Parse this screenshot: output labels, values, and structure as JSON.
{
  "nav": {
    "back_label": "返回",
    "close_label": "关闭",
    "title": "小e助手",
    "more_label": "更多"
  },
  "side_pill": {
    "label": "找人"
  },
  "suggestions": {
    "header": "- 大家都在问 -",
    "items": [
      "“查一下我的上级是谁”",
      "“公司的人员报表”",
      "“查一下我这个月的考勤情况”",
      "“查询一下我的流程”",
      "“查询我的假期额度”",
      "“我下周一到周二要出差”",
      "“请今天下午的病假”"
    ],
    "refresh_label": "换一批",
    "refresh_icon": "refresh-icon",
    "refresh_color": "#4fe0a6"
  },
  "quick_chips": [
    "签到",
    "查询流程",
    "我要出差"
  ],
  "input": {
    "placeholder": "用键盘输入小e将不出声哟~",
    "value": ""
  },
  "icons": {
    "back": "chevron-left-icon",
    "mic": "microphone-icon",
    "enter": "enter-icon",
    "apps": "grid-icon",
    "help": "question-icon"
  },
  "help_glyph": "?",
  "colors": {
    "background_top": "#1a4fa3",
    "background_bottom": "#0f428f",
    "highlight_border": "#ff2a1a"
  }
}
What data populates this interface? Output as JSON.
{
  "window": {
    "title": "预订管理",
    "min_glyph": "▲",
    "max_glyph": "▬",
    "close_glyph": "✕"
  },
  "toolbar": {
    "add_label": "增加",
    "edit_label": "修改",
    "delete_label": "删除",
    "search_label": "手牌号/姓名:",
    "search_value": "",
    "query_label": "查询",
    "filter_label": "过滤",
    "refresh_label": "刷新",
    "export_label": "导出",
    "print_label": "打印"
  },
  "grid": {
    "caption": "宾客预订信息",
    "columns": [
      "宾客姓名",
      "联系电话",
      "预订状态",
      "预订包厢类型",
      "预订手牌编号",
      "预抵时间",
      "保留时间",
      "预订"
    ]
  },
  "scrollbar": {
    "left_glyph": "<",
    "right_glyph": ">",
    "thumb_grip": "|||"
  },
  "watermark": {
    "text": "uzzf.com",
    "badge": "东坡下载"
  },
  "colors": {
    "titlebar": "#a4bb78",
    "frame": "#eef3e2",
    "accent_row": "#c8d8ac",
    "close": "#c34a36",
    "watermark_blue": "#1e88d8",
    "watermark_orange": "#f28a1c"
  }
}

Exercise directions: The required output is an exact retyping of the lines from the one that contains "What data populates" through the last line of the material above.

The answer:
What data populates this interface? Output as JSON.
{
  "window": {
    "title": "预订管理",
    "min_glyph": "▲",
    "max_glyph": "▬",
    "close_glyph": "✕"
  },
  "toolbar": {
    "add_label": "增加",
    "edit_label": "修改",
    "delete_label": "删除",
    "search_label": "手牌号/姓名:",
    "search_value": "",
    "query_label": "查询",
    "filter_label": "过滤",
    "refresh_label": "刷新",
    "export_label": "导出",
    "print_label": "打印"
  },
  "grid": {
    "caption": "宾客预订信息",
    "columns": [
      "宾客姓名",
      "联系电话",
      "预订状态",
      "预订包厢类型",
      "预订手牌编号",
      "预抵时间",
      "保留时间",
      "预订"
    ]
  },
  "scrollbar": {
    "left_glyph": "<",
    "right_glyph": ">",
    "thumb_grip": "|||"
  },
  "watermark": {
    "text": "uzzf.com",
    "badge": "东坡下载"
  },
  "colors": {
    "titlebar": "#a4bb78",
    "frame": "#eef3e2",
    "accent_row": "#c8d8ac",
    "close": "#c34a36",
    "watermark_blue": "#1e88d8",
    "watermark_orange": "#f28a1c"
  }
}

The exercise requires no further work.